Page and application data records

---*---

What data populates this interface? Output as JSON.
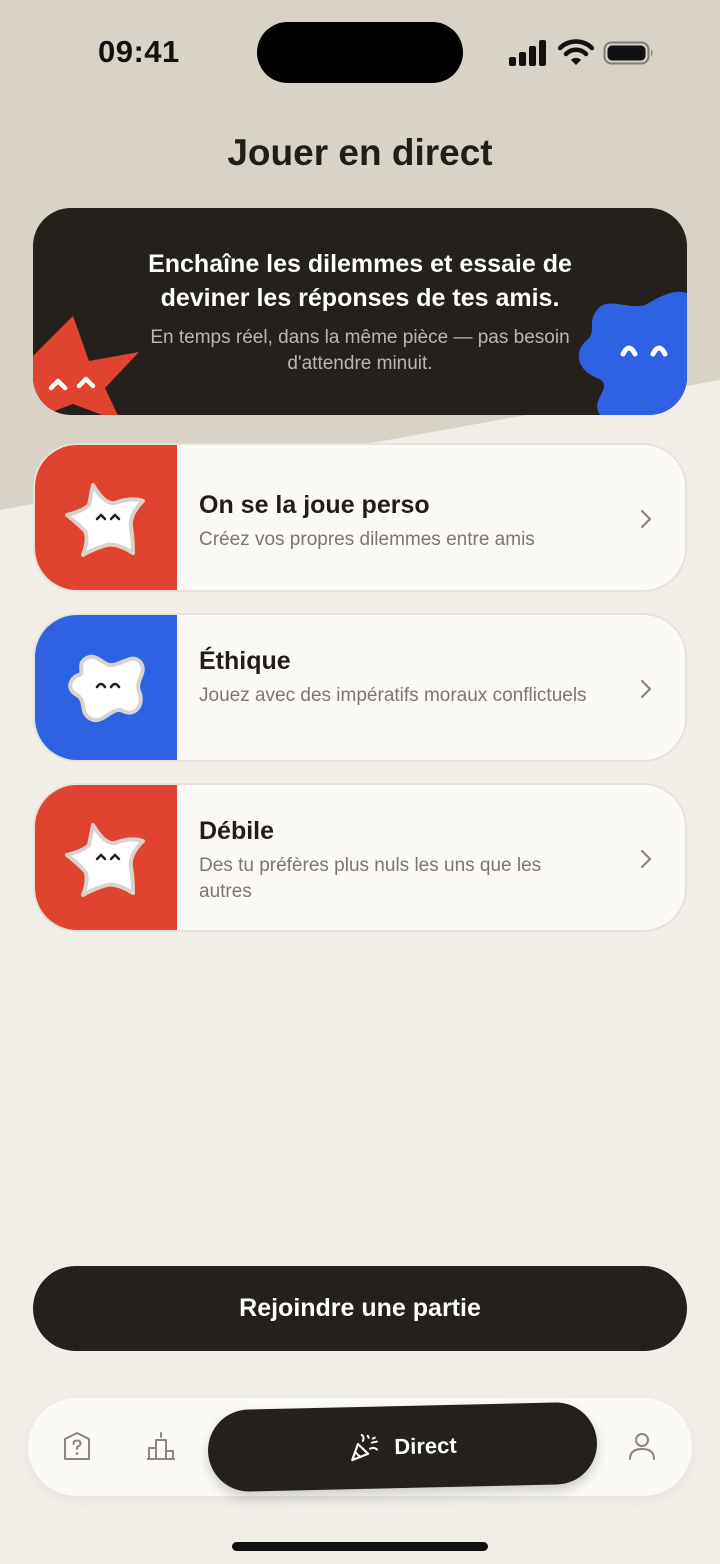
{
  "status_bar": {
    "time": "09:41"
  },
  "page": {
    "title": "Jouer en direct"
  },
  "banner": {
    "title": "Enchaîne les dilemmes et essaie de deviner les réponses de tes amis.",
    "subtitle": "En temps réel, dans la même pièce — pas besoin d'attendre minuit."
  },
  "modes": [
    {
      "title": "On se la joue perso",
      "description": "Créez vos propres dilemmes entre amis",
      "color": "#e0432f",
      "mascot": "star-mascot-icon"
    },
    {
      "title": "Éthique",
      "description": "Jouez avec des impératifs moraux conflictuels",
      "color": "#2f62e3",
      "mascot": "blob-mascot-icon"
    },
    {
      "title": "Débile",
      "description": "Des tu préfères plus nuls les uns que les autres",
      "color": "#e0432f",
      "mascot": "star-mascot-icon"
    }
  ],
  "join_button": {
    "label": "Rejoindre une partie"
  },
  "tab_bar": {
    "active_label": "Direct",
    "tabs": [
      "question-icon",
      "leaderboard-icon",
      "party-popper-icon",
      "profile-icon"
    ]
  },
  "colors": {
    "accent_dark": "#24201c",
    "red": "#e0432f",
    "blue": "#2f62e3",
    "background": "#f1eee8"
  }
}
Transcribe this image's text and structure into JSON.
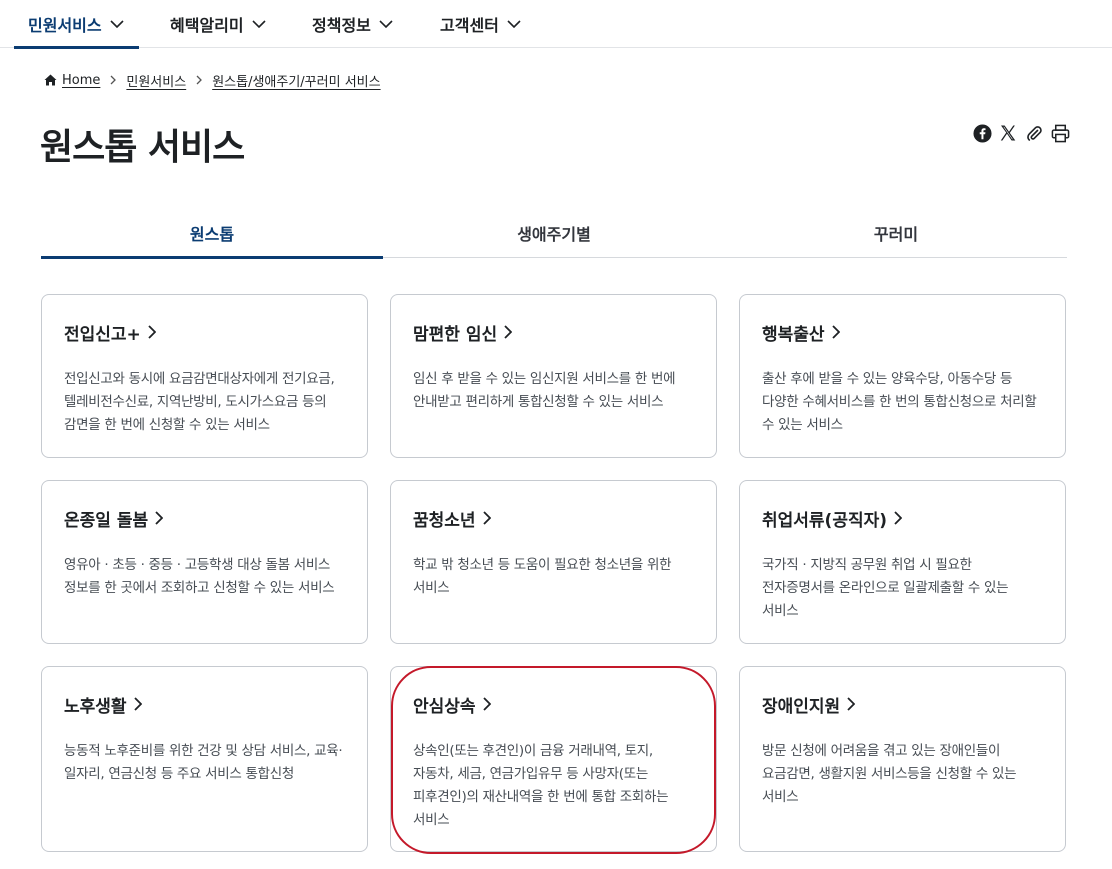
{
  "nav": {
    "items": [
      {
        "label": "민원서비스"
      },
      {
        "label": "혜택알리미"
      },
      {
        "label": "정책정보"
      },
      {
        "label": "고객센터"
      }
    ]
  },
  "breadcrumb": {
    "home": "Home",
    "level1": "민원서비스",
    "level2": "원스톱/생애주기/꾸러미 서비스"
  },
  "page": {
    "title": "원스톱 서비스"
  },
  "share": {
    "icons": [
      "facebook-icon",
      "x-icon",
      "link-icon",
      "print-icon"
    ]
  },
  "tabs": [
    {
      "label": "원스톱"
    },
    {
      "label": "생애주기별"
    },
    {
      "label": "꾸러미"
    }
  ],
  "cards": [
    {
      "title": "전입신고+",
      "desc": "전입신고와 동시에 요금감면대상자에게 전기요금, 텔레비전수신료, 지역난방비, 도시가스요금 등의 감면을 한 번에 신청할 수 있는 서비스"
    },
    {
      "title": "맘편한 임신",
      "desc": "임신 후 받을 수 있는 임신지원 서비스를 한 번에 안내받고 편리하게 통합신청할 수 있는 서비스"
    },
    {
      "title": "행복출산",
      "desc": "출산 후에 받을 수 있는 양육수당, 아동수당 등 다양한 수혜서비스를 한 번의 통합신청으로 처리할 수 있는 서비스"
    },
    {
      "title": "온종일 돌봄",
      "desc": "영유아 · 초등 · 중등 · 고등학생 대상 돌봄 서비스 정보를 한 곳에서 조회하고 신청할 수 있는 서비스"
    },
    {
      "title": "꿈청소년",
      "desc": "학교 밖 청소년 등 도움이 필요한 청소년을 위한 서비스"
    },
    {
      "title": "취업서류(공직자)",
      "desc": "국가직 · 지방직 공무원 취업 시 필요한 전자증명서를 온라인으로 일괄제출할 수 있는 서비스"
    },
    {
      "title": "노후생활",
      "desc": "능동적 노후준비를 위한 건강 및 상담 서비스, 교육·일자리, 연금신청 등 주요 서비스 통합신청"
    },
    {
      "title": "안심상속",
      "desc": "상속인(또는 후견인)이 금융 거래내역, 토지, 자동차, 세금, 연금가입유무 등 사망자(또는 피후견인)의 재산내역을 한 번에 통합 조회하는 서비스"
    },
    {
      "title": "장애인지원",
      "desc": "방문 신청에 어려움을 겪고 있는 장애인들이 요금감면, 생활지원 서비스등을 신청할 수 있는 서비스"
    }
  ],
  "colors": {
    "accent": "#0b3c72",
    "highlight_ring": "#c4192a",
    "card_border": "#c6cad0"
  }
}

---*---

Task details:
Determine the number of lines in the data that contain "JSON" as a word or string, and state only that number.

Result:
2